“I could document negative things or I can document images that give life…I’ve chosen to document images that give life…A lot of my work is visual medicine for people. It shows hope, it shows healing, it shows progress.”
-Jamel Shabazz via TRACE TV

The greatest mistake one can make in viewing Jamel Shabazz’s photography is also the easiest. The nostalgia work in his books, Back In The Days (2001) and A Time Before Crack (2005) after all, is far too seductive. It presents to you a time, a place, and the people who created the music and culture that revolutionized it: Hip Hop. It’s so easy to be swept away by the pull of its swagger, style and bravado that consummated this cultural phenomenon.

Whether his work exposes you visually to a time you are too young to remember, or it brings you back to a time when you were wild and free, one tends to reflect and utter, “Man those were the days.”

The scope of Jamel’s work is not limited to the two aforementioned books. For over thirty years, Jamel has taken on the role of a photojournalist, documentarian, and fashion photographer. His topics range from New York City’s Gay Pride Parade to gangs and the prison system.

The second issue of MAKER featured a photo series set in a small seaside town in New Jersey. He captured a group of young, urban kids dressed to the nines for a night on the town, but lost in a prim and proper boat town.

This content has been edited and condensed, originally appearing in MAKER Magazine.

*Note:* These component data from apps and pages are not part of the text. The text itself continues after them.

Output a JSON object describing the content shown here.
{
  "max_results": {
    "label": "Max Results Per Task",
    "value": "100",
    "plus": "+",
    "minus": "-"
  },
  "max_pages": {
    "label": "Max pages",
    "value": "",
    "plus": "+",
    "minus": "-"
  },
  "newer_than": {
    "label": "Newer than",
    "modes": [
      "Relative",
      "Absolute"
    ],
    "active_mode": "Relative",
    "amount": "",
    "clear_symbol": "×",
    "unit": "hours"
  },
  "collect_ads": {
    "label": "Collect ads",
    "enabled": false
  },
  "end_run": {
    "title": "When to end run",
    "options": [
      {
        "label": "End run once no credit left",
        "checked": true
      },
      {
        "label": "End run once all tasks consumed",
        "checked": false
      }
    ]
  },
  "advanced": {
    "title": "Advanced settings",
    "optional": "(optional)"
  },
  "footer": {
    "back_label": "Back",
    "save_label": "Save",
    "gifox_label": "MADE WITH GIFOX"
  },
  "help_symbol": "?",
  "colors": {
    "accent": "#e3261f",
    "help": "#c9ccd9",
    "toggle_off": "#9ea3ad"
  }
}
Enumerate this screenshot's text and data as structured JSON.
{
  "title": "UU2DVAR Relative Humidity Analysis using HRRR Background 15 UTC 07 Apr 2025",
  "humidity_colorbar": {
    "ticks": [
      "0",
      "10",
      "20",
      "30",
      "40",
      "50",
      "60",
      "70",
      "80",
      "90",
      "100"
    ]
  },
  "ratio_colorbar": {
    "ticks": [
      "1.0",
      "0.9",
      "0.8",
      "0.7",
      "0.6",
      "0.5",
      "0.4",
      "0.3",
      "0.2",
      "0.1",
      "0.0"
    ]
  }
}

Jamel Shabazz was also featured in Allday's feature length documentary, Everybody Street. Available for download here.